• [WORK TASK]: Please show every line from the entries that carries the word "example".

----- INPUT DATA -----

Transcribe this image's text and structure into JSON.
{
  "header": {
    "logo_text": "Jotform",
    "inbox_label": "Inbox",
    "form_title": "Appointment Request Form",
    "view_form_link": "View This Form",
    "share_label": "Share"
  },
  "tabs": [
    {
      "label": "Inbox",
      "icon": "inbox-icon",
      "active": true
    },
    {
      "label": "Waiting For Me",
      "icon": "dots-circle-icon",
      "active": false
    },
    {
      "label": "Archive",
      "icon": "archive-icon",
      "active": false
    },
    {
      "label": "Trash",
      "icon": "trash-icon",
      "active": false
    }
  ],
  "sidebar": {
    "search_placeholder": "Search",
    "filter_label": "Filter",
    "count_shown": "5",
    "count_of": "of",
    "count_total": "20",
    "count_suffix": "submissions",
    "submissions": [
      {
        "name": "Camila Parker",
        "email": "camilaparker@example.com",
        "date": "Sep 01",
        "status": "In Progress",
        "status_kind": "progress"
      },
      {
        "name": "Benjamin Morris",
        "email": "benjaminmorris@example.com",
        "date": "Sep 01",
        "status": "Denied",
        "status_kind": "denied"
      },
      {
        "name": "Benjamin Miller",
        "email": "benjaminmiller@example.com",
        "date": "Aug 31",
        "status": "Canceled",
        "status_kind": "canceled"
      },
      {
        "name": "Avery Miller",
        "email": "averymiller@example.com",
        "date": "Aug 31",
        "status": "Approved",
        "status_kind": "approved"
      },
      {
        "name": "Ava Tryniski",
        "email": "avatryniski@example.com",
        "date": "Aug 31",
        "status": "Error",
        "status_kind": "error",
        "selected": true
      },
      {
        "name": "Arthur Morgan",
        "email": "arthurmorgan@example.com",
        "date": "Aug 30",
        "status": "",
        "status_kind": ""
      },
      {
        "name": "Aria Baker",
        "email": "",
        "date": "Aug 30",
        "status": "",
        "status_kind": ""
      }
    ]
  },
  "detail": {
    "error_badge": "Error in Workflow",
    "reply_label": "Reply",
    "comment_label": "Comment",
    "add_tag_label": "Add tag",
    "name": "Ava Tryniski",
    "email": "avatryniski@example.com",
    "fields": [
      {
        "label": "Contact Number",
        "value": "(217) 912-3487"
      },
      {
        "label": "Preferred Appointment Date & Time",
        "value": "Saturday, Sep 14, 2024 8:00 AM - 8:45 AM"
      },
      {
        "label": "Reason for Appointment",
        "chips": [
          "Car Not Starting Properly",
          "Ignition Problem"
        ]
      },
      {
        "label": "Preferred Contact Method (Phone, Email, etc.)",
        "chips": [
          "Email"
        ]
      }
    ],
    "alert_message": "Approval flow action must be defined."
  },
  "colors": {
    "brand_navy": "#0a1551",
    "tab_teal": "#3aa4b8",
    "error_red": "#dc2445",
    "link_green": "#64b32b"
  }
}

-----

• [WORKED SOLUTION]:
        "email": "camilaparker@example.com",
        "email": "benjaminmorris@example.com",
        "email": "benjaminmiller@example.com",
        "email": "averymiller@example.com",
        "email": "avatryniski@example.com",
        "email": "arthurmorgan@example.com",
    "email": "avatryniski@example.com",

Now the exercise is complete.